the boundaries of the Earth’s atmosphere exists a nearly perfect vacuum
known as “outer space.” Without gravity, with very little matter, and
effectively no friction, it is an infinite void, punctuated by galaxies
of stars and planets.
Our galaxy – the Milky Way – and our solar system – consisting of eight
planets (excluding Pluto) circling the star known as the Sun – have been
the focus of much interest, exploration, and discovery for thousands of
years. Long ago, those interested in studying outer space could only
look up into the sky using the naked eye to make observations. In the
past 400 years, with the development of telescopes and cataloging of
planets and stars, understanding of outer space has multiplied.

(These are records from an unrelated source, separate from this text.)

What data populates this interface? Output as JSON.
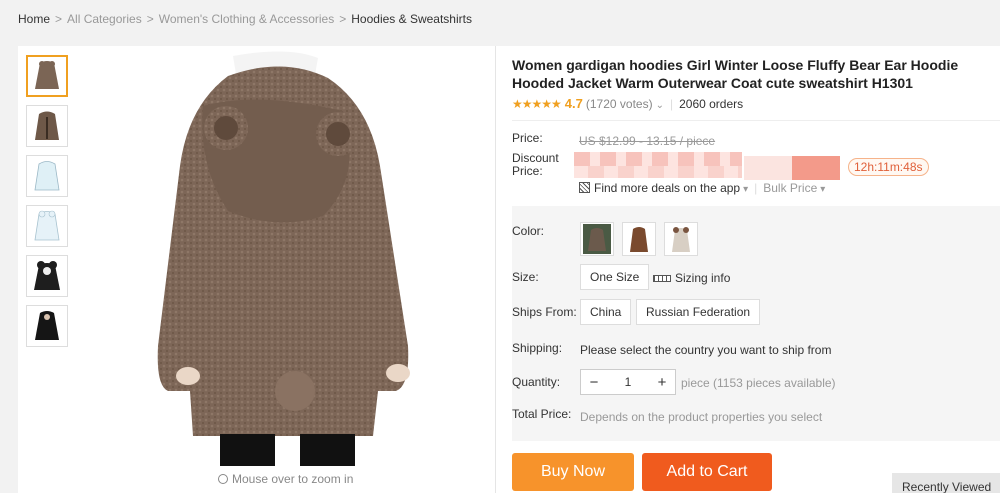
{
  "breadcrumb": {
    "items": [
      "Home",
      "All Categories",
      "Women's Clothing & Accessories",
      "Hoodies & Sweatshirts"
    ],
    "separator": ">"
  },
  "gallery": {
    "thumb_colors": [
      "#7b6555",
      "#6e5848",
      "#dff0f6",
      "#e6f2f8",
      "#1e1e1e",
      "#151515"
    ],
    "zoom_hint": "Mouse over to zoom in"
  },
  "product": {
    "title": "Women gardigan hoodies Girl Winter Loose Fluffy Bear Ear Hoodie Hooded Jacket Warm Outerwear Coat cute sweatshirt H1301",
    "stars": "★★★★★",
    "rating": "4.7",
    "votes": "(1720 votes)",
    "orders": "2060 orders"
  },
  "pricing": {
    "price_label": "Price:",
    "original_price": "US $12.99 - 13.15 / piece",
    "discount_label": "Discount Price:",
    "timer": "12h:11m:48s",
    "app_deals": "Find more deals on the app",
    "bulk_price": "Bulk Price"
  },
  "options": {
    "color_label": "Color:",
    "swatch_colors": [
      "#4a5a44",
      "#7a4a2e",
      "#d8cfc4"
    ],
    "size_label": "Size:",
    "size_value": "One Size",
    "sizing_info": "Sizing info",
    "ships_from_label": "Ships From:",
    "ships_from": [
      "China",
      "Russian Federation"
    ],
    "shipping_label": "Shipping:",
    "shipping_text": "Please select the country you want to ship from",
    "quantity_label": "Quantity:",
    "quantity_minus": "−",
    "quantity_value": "1",
    "quantity_plus": "+",
    "available": "piece (1153 pieces available)",
    "total_label": "Total Price:",
    "total_text": "Depends on the product properties you select"
  },
  "actions": {
    "buy_now": "Buy Now",
    "add_to_cart": "Add to Cart",
    "recently_viewed": "Recently Viewed"
  },
  "colors": {
    "accent_orange": "#f7932b",
    "cart_red": "#f05b1e",
    "star": "#f0a020",
    "hoodie": "#7d6657"
  }
}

And in
the last 60 years, with the advent of physical space exploration by
humans and data-collecting robots, we have encountered a mass of

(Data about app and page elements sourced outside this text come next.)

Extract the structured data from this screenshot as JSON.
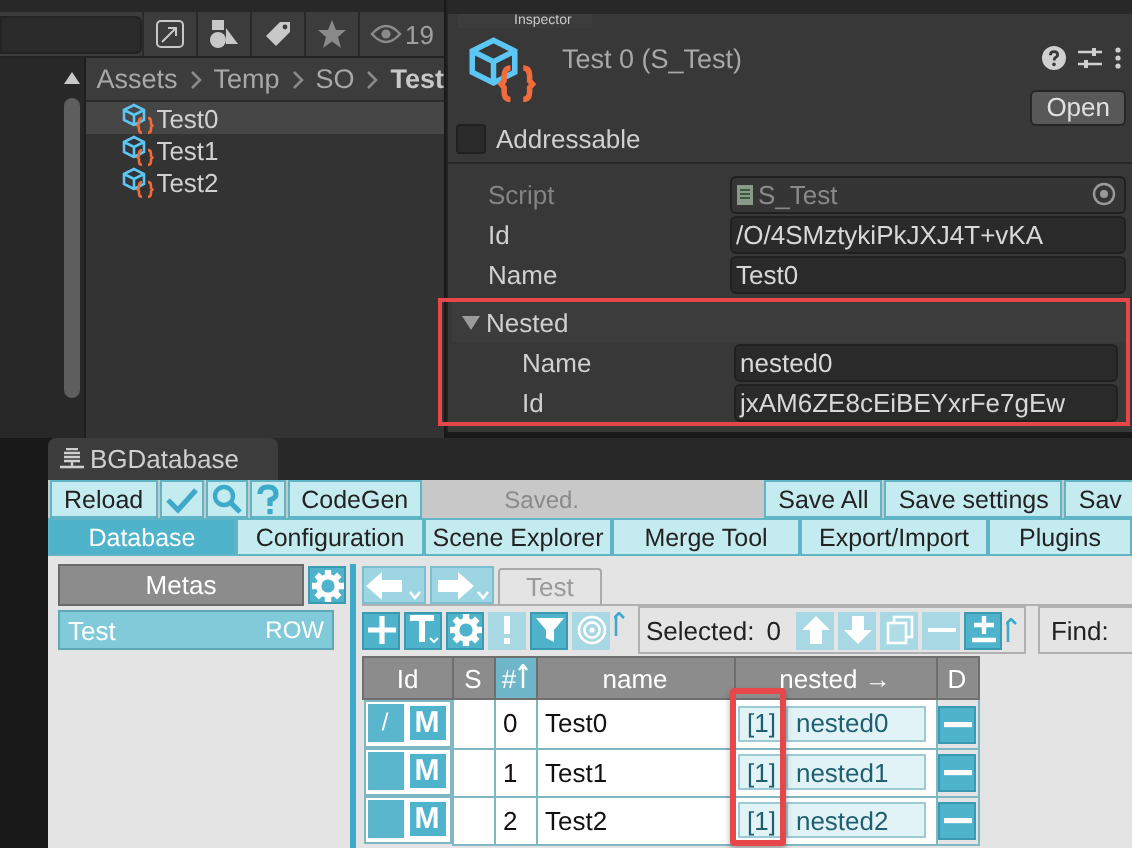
{
  "project": {
    "view_count": "19",
    "breadcrumb": [
      {
        "label": "Assets",
        "current": false
      },
      {
        "label": "Temp",
        "current": false
      },
      {
        "label": "SO",
        "current": false
      },
      {
        "label": "Test",
        "current": true
      }
    ],
    "assets": [
      {
        "name": "Test0",
        "selected": true
      },
      {
        "name": "Test1",
        "selected": false
      },
      {
        "name": "Test2",
        "selected": false
      }
    ]
  },
  "inspector": {
    "tab": "Inspector",
    "title": "Test 0 (S_Test)",
    "open_button": "Open",
    "addressable": {
      "label": "Addressable",
      "checked": false
    },
    "fields": [
      {
        "label": "Script",
        "value": "S_Test",
        "disabled": true
      },
      {
        "label": "Id",
        "value": "/O/4SMztykiPkJXJ4T+vKA",
        "disabled": false
      },
      {
        "label": "Name",
        "value": "Test0",
        "disabled": false
      }
    ],
    "nested": {
      "label": "Nested",
      "expanded": true,
      "highlighted": true,
      "fields": [
        {
          "label": "Name",
          "value": "nested0"
        },
        {
          "label": "Id",
          "value": "jxAM6ZE8cEiBEYxrFe7gEw"
        }
      ]
    }
  },
  "bgdatabase": {
    "title": "BGDatabase",
    "reload": "Reload",
    "codegen": "CodeGen",
    "status": "Saved.",
    "save_buttons": [
      "Save All",
      "Save settings",
      "Sav"
    ],
    "tabs": [
      {
        "label": "Database",
        "selected": true
      },
      {
        "label": "Configuration",
        "selected": false
      },
      {
        "label": "Scene Explorer",
        "selected": false
      },
      {
        "label": "Merge Tool",
        "selected": false
      },
      {
        "label": "Export/Import",
        "selected": false
      },
      {
        "label": "Plugins",
        "selected": false
      }
    ],
    "metas": {
      "header": "Metas",
      "items": [
        {
          "name": "Test",
          "tag": "ROW",
          "selected": true
        }
      ]
    },
    "meta_tab": "Test",
    "selected_label": "Selected:",
    "selected_count": "0",
    "find_label": "Find:",
    "table": {
      "columns": [
        {
          "label": "Id",
          "sorted": false
        },
        {
          "label": "S",
          "sorted": false
        },
        {
          "label": "#",
          "sorted": true
        },
        {
          "label": "name",
          "sorted": false
        },
        {
          "label": "nested →",
          "sorted": false,
          "highlighted": true
        },
        {
          "label": "D",
          "sorted": false
        }
      ],
      "rows": [
        {
          "id": "/",
          "meta": "M",
          "index": "0",
          "name": "Test0",
          "nested_count": "[1]",
          "nested_value": "nested0"
        },
        {
          "id": "",
          "meta": "M",
          "index": "1",
          "name": "Test1",
          "nested_count": "[1]",
          "nested_value": "nested1"
        },
        {
          "id": "",
          "meta": "M",
          "index": "2",
          "name": "Test2",
          "nested_count": "[1]",
          "nested_value": "nested2"
        }
      ]
    }
  }
}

information regarding the moon, stars, planets, and our universe.
This collection of articles from current and past issues of The World &
I provides a glimpse into the history of astronomical discovery and

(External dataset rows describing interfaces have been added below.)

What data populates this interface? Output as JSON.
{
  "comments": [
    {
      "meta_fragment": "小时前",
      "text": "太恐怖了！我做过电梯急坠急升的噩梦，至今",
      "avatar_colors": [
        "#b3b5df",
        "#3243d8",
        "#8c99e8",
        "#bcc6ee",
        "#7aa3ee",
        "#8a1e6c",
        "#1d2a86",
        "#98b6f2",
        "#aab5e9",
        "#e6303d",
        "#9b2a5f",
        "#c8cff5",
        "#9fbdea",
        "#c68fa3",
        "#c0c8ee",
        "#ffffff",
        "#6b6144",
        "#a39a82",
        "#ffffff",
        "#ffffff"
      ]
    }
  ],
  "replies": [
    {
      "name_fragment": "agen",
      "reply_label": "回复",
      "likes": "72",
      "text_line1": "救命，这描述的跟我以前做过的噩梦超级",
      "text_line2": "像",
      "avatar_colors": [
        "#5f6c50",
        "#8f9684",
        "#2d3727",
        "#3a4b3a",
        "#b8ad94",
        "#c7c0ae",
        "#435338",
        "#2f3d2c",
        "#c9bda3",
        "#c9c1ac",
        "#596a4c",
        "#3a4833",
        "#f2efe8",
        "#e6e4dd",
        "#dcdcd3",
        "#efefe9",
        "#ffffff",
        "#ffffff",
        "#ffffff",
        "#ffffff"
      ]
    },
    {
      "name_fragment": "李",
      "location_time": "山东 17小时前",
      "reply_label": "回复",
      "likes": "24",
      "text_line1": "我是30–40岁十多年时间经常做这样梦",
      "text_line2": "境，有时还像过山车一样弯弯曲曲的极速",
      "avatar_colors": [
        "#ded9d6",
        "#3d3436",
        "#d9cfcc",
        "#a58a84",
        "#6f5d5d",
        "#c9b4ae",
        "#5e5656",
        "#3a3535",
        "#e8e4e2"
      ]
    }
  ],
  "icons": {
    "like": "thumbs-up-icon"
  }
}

space exploration, and a basis for understanding the current pool of
scientific knowledge. Current discoveries are featured as well,
providing an intriguing starting point for discussions of future
Please note that articles in the field of astronomy tend to be
time-sensitive, but that all of the articles in this collection have
been determined to contain large amounts of useful and accurate
information. However, you may find that portions of some older articles
no longer represent the current understanding within the field.